Part 3: Identifying and Repairing Leaks Solves Major Problems
By Andrew Gager
August 2013 -
Facilities Management Article Use Policy
As organizations of all kinds pay greater attention to green issues and the role of facilities in such discussions, maintenance and engineering managers are under growing pressure to reduce energy costs.
But the challenge requires managers and their front-line workers to keep a closer watch for waste. Where are the major areas in which managers can have an immediate impact on the condition, comfort, and energy efficiency of institutional and commercial facilities? Inspecting and auditing the following areas and systems can help managers and their staffs identify potential problems that offer the greatest opportunities for savings.
Water is a valuable and finite resource that we seem to take for granted. How many times have you gone into a restroom and found that someone has left a faucet running? How often have you seen an irrigation system with one of the heads sputtering rather than spraying? The accompanying chart offers data on costs associated with not fixing plumbing and piping leaks.
The U.S. Environmental Protection Agency recommends the following products and practices that can provide an immediate return on the investment for facilities:
Low-flush fixtures. Toilets, showers and faucets represent two-thirds of all indoor water use. More than 4.8 billion gallons of water is flushed down toilets each day in the United States.
Recycling. Water recycling involves the use of wastewater or reclaimed water from one application for another application such as landscape watering.

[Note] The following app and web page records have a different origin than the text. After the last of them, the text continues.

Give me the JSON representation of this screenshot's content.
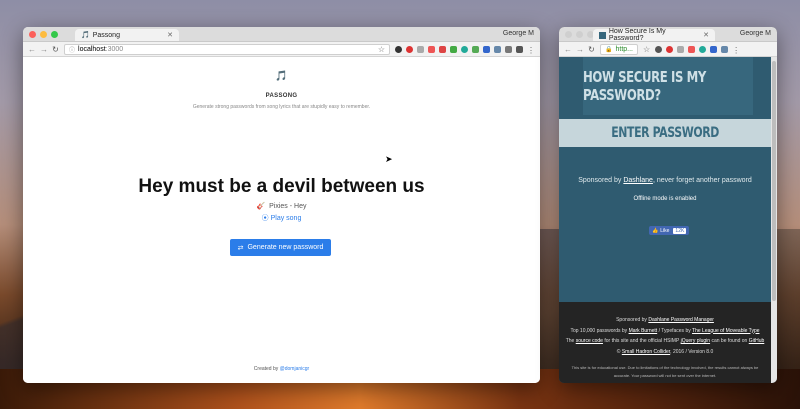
{
  "browser1": {
    "tab_title": "Passong",
    "user": "George M",
    "url_host": "localhost",
    "url_port": ":3000"
  },
  "passong": {
    "logo": "🎵",
    "brand": "PASSONG",
    "tagline": "Generate strong passwords from song lyrics that are stupidly easy to remember.",
    "password": "Hey must be a devil between us",
    "song_icon": "🎸",
    "song": "Pixies - Hey",
    "play_label": "Play song",
    "generate_label": "Generate new password",
    "credit_prefix": "Created by",
    "credit_link": "@domjanicgr"
  },
  "browser2": {
    "tab_title": "How Secure Is My Password?",
    "user": "George M",
    "url": "http..."
  },
  "hsimp": {
    "title": "HOW SECURE IS MY PASSWORD?",
    "input_placeholder": "ENTER PASSWORD",
    "sponsor_prefix": "Sponsored by",
    "sponsor_link": "Dashlane",
    "sponsor_suffix": ", never forget another password",
    "offline": "Offline mode is enabled",
    "like_label": "Like",
    "like_count": "12K",
    "footer_line1_prefix": "Sponsored by",
    "footer_line1_link": "Dashlane Password Manager",
    "footer_line2_a": "Top 10,000 passwords by",
    "footer_line2_link1": "Mark Burnett",
    "footer_line2_b": "/ Typefaces by",
    "footer_line2_link2": "The League of Moveable Type",
    "footer_line3_a": "The",
    "footer_line3_link1": "source code",
    "footer_line3_b": "for this site and the official HSIMP",
    "footer_line3_link2": "jQuery plugin",
    "footer_line3_c": "can be found on",
    "footer_line3_link3": "GitHub",
    "footer_line4_a": "©",
    "footer_line4_link": "Small Hadron Collider",
    "footer_line4_b": ", 2016 / Version 8.0",
    "legal1": "This site is for educational use. Due to limitations of the technology involved, the results cannot always be",
    "legal2": "accurate. Your password will not be sent over the internet."
  },
  "colors": {
    "primary": "#2b7de9",
    "hsimp_bg": "#2f5b70",
    "hsimp_title_bg": "#37677d",
    "hsimp_input_bg": "#c6d6db"
  }
}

Xeriscaping. This practice emphasizes the selection of plants in ways that conserve water.